Your objective - Print out each entry below exactly; do not carry over any image.

==========

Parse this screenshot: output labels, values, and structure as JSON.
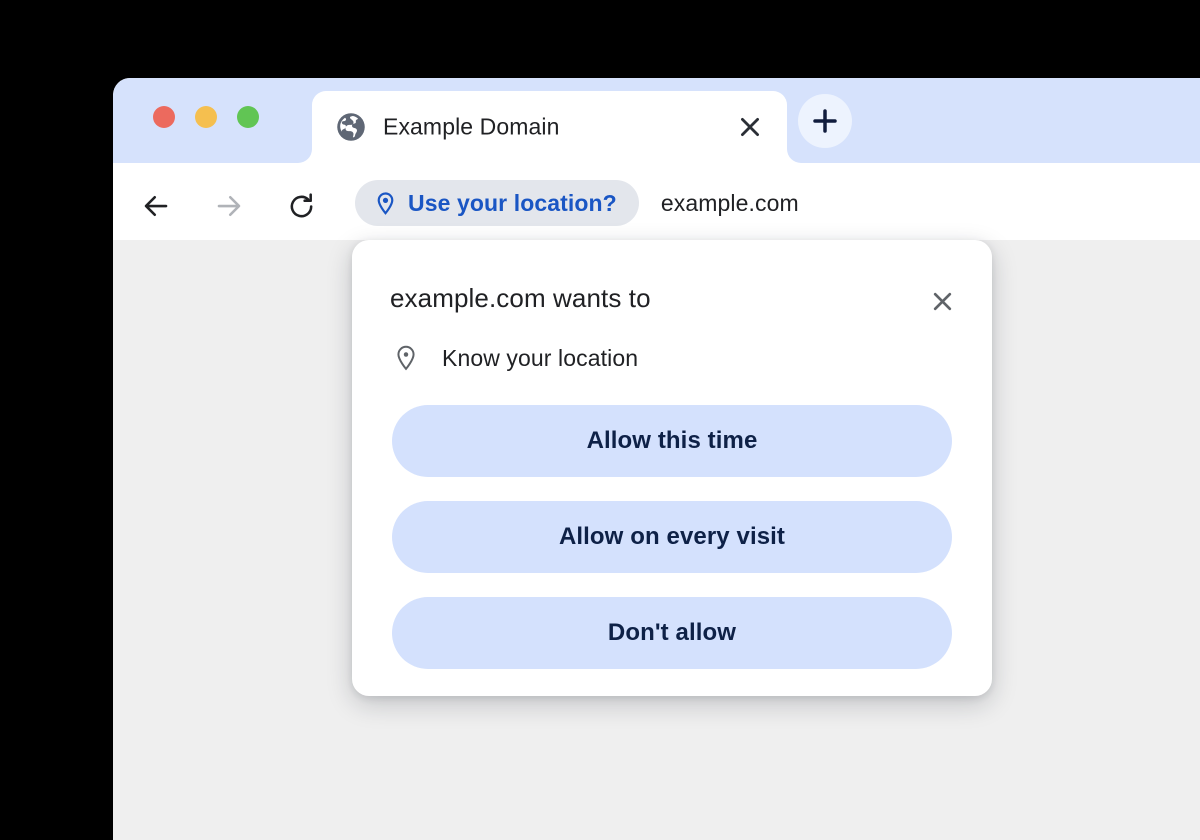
{
  "window": {
    "traffic_lights": [
      {
        "name": "close",
        "color": "#ec6a5e"
      },
      {
        "name": "minimize",
        "color": "#f5bf4f"
      },
      {
        "name": "maximize",
        "color": "#61c554"
      }
    ],
    "tab_strip_color": "#d6e2fc",
    "content_background": "#efefef"
  },
  "tab": {
    "favicon": "globe-icon",
    "title": "Example Domain",
    "close_icon": "close-icon"
  },
  "new_tab": {
    "icon": "plus-icon",
    "label": "+"
  },
  "toolbar": {
    "back_icon": "arrow-left-icon",
    "forward_icon": "arrow-right-icon",
    "reload_icon": "reload-icon",
    "location_chip": {
      "icon": "location-pin-icon",
      "label": "Use your location?",
      "text_color": "#1a56c4",
      "background": "#e3e6ec"
    },
    "url": "example.com"
  },
  "dialog": {
    "title": "example.com wants to",
    "close_icon": "close-icon",
    "permission": {
      "icon": "location-pin-icon",
      "label": "Know your location"
    },
    "actions": [
      {
        "name": "allow-once",
        "label": "Allow this time"
      },
      {
        "name": "allow-every",
        "label": "Allow on every visit"
      },
      {
        "name": "deny",
        "label": "Don't allow"
      }
    ],
    "button_background": "#d4e1fd",
    "button_text_color": "#0e2147"
  }
}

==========

Task solution -
Parse this screenshot: output labels, values, and structure as JSON.
{
  "window": {
    "traffic_lights": [
      {
        "name": "close",
        "color": "#ec6a5e"
      },
      {
        "name": "minimize",
        "color": "#f5bf4f"
      },
      {
        "name": "maximize",
        "color": "#61c554"
      }
    ],
    "tab_strip_color": "#d6e2fc",
    "content_background": "#efefef"
  },
  "tab": {
    "favicon": "globe-icon",
    "title": "Example Domain",
    "close_icon": "close-icon"
  },
  "new_tab": {
    "icon": "plus-icon",
    "label": "+"
  },
  "toolbar": {
    "back_icon": "arrow-left-icon",
    "forward_icon": "arrow-right-icon",
    "reload_icon": "reload-icon",
    "location_chip": {
      "icon": "location-pin-icon",
      "label": "Use your location?",
      "text_color": "#1a56c4",
      "background": "#e3e6ec"
    },
    "url": "example.com"
  },
  "dialog": {
    "title": "example.com wants to",
    "close_icon": "close-icon",
    "permission": {
      "icon": "location-pin-icon",
      "label": "Know your location"
    },
    "actions": [
      {
        "name": "allow-once",
        "label": "Allow this time"
      },
      {
        "name": "allow-every",
        "label": "Allow on every visit"
      },
      {
        "name": "deny",
        "label": "Don't allow"
      }
    ],
    "button_background": "#d4e1fd",
    "button_text_color": "#0e2147"
  }
}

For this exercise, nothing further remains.